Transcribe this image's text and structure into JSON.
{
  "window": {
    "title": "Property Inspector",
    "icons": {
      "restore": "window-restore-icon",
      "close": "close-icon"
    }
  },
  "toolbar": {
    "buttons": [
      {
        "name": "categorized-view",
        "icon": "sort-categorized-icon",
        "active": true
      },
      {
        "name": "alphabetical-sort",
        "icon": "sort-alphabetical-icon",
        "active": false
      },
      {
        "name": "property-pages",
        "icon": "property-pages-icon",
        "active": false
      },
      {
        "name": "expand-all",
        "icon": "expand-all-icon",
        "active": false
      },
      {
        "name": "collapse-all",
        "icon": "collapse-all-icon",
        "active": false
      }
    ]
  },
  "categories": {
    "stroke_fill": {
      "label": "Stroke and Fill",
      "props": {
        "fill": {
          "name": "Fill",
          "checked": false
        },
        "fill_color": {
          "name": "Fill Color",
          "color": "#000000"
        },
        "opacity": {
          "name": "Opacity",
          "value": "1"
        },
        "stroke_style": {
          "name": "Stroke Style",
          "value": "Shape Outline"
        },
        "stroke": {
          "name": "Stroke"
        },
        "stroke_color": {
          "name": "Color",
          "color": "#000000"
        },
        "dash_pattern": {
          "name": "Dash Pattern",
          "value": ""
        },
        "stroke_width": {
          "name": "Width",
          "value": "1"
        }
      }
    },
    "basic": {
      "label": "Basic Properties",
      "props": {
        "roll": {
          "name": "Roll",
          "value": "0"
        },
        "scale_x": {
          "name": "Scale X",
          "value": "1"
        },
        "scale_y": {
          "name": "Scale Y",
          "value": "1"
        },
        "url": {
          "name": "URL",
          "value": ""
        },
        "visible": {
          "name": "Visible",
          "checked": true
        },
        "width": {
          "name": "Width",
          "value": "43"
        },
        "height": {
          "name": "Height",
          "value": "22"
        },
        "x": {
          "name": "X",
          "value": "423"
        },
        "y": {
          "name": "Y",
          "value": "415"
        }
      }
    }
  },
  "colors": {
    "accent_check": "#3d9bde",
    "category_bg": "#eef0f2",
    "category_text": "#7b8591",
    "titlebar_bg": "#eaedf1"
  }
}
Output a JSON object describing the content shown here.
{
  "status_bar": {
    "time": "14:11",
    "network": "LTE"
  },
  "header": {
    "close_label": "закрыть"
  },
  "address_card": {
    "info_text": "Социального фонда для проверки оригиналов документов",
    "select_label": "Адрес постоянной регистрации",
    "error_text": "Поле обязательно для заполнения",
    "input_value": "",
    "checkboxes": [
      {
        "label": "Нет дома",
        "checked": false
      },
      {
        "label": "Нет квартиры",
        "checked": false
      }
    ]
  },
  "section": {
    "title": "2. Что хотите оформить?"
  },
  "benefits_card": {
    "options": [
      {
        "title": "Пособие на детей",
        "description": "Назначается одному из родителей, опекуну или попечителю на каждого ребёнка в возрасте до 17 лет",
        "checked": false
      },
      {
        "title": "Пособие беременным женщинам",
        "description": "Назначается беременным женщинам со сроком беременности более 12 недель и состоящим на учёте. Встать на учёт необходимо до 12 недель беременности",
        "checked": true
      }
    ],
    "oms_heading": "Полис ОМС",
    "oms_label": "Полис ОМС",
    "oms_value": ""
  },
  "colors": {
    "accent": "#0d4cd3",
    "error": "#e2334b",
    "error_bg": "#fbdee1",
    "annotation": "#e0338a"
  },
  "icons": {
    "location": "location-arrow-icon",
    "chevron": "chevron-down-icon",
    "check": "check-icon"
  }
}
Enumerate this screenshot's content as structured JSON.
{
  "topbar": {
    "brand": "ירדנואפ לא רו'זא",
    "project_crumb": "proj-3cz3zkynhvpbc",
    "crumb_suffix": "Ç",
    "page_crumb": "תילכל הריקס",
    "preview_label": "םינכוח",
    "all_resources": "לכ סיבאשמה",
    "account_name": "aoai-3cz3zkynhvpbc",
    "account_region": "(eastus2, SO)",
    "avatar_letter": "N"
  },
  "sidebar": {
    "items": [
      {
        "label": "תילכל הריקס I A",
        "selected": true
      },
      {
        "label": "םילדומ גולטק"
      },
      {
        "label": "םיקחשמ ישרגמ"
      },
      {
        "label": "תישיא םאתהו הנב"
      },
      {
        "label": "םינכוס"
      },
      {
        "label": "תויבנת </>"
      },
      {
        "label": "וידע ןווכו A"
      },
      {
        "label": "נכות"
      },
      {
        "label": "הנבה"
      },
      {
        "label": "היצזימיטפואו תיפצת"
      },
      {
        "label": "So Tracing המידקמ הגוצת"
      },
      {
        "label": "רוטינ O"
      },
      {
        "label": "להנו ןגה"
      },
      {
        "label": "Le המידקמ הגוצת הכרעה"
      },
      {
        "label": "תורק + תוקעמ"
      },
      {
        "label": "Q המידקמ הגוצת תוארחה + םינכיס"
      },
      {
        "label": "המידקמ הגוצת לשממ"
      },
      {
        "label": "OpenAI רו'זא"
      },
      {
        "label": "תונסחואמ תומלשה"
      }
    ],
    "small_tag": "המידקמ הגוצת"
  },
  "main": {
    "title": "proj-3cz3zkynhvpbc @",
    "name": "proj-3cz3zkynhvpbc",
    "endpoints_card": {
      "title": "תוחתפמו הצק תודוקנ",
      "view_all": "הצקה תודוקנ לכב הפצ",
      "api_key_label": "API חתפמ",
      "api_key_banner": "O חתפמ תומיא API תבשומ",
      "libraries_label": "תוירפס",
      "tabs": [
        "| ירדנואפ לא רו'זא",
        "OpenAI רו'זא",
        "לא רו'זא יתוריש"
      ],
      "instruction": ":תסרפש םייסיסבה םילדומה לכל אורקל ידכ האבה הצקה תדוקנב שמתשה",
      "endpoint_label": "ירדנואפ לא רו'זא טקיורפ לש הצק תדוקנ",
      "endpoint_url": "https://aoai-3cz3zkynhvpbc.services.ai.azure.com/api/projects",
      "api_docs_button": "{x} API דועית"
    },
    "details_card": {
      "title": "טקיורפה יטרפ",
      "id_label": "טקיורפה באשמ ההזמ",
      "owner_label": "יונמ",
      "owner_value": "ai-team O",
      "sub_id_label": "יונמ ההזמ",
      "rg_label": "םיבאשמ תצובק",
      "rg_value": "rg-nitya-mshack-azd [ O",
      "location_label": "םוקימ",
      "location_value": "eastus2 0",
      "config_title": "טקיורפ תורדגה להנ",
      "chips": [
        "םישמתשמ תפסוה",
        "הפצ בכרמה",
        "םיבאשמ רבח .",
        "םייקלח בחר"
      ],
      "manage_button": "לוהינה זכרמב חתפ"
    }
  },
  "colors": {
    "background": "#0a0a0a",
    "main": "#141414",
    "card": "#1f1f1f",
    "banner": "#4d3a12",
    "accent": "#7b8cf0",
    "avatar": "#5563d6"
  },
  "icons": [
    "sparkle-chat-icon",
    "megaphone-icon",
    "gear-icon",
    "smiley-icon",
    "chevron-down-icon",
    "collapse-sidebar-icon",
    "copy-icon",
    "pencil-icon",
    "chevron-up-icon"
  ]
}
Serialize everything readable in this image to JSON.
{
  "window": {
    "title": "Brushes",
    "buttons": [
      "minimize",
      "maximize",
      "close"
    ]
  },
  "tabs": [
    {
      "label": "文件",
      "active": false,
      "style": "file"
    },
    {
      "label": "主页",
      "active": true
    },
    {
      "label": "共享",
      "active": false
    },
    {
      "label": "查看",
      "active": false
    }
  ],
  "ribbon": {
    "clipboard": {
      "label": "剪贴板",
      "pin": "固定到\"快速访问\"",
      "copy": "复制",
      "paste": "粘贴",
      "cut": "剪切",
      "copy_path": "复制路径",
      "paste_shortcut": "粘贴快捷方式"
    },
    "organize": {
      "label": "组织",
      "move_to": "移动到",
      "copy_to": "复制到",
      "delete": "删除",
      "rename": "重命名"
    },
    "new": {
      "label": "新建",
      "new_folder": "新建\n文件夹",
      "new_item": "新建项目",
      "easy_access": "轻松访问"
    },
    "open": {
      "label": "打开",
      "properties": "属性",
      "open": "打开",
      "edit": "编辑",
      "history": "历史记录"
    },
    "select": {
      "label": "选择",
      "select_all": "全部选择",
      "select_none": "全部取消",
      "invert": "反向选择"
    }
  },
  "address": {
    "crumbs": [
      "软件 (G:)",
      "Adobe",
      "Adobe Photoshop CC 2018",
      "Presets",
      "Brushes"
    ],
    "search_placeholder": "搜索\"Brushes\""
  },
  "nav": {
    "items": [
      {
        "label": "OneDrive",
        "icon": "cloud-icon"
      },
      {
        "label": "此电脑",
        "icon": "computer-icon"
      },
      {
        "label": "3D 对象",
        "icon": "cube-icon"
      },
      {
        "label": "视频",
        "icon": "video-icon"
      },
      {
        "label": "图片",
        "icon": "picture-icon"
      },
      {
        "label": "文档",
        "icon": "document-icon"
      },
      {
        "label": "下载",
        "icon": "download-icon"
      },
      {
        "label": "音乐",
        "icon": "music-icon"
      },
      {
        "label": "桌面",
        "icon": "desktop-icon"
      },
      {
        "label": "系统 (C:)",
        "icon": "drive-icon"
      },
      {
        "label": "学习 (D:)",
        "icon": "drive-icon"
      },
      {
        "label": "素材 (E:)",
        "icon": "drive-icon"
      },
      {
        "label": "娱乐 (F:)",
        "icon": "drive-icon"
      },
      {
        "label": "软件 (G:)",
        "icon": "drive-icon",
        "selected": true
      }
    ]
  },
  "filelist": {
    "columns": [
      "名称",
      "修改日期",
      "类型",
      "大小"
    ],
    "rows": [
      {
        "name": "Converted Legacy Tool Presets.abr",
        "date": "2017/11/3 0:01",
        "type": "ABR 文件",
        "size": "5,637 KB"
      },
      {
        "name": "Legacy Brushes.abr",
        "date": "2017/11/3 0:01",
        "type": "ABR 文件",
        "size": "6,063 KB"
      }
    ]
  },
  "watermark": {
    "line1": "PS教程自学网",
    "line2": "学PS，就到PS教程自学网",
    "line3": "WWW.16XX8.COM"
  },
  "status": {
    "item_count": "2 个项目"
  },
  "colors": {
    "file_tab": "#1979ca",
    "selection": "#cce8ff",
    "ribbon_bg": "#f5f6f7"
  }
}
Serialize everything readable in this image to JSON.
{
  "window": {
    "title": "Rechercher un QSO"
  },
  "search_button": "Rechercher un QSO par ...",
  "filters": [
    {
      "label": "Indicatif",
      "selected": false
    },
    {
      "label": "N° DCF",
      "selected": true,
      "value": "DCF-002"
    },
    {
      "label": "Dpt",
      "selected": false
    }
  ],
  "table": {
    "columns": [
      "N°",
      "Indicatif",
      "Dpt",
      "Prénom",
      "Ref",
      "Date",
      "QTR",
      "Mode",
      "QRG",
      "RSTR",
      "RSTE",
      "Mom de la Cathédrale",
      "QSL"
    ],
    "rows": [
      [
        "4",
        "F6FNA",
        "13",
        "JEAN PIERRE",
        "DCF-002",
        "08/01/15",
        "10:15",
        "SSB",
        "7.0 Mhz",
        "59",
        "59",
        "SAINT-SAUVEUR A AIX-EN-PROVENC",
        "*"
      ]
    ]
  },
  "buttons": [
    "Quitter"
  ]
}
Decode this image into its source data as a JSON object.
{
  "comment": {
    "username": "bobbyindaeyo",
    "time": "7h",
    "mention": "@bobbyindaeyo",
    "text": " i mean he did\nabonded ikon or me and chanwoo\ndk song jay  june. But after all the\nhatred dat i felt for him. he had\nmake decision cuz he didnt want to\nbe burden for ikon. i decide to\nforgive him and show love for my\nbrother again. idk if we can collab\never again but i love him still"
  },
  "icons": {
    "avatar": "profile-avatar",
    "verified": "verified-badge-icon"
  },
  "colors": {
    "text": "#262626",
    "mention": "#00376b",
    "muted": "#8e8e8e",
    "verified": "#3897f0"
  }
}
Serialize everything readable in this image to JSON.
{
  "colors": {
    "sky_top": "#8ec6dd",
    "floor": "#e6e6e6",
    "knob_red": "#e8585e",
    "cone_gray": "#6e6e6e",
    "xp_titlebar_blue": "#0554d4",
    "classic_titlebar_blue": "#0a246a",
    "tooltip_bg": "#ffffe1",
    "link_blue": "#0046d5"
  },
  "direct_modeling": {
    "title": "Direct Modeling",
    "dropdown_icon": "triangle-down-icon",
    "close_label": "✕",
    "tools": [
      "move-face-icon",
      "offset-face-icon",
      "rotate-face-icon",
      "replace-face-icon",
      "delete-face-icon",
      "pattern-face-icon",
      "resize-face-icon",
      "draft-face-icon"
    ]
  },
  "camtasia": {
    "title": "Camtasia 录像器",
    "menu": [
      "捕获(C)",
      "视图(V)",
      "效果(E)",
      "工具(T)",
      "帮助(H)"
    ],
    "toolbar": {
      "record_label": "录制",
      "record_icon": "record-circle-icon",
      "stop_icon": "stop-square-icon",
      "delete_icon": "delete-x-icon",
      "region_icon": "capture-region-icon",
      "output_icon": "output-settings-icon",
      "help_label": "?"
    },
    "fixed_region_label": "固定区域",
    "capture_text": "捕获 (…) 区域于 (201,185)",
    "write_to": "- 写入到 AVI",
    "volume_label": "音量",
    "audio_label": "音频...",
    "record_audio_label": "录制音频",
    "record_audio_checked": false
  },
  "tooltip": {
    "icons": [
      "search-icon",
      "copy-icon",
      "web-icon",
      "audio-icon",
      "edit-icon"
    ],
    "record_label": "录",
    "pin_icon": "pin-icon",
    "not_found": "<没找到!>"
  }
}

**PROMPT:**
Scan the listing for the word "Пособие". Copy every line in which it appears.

**YOUR SOLUTION:**
        "title": "Пособие на детей",
        "title": "Пособие беременным женщинам",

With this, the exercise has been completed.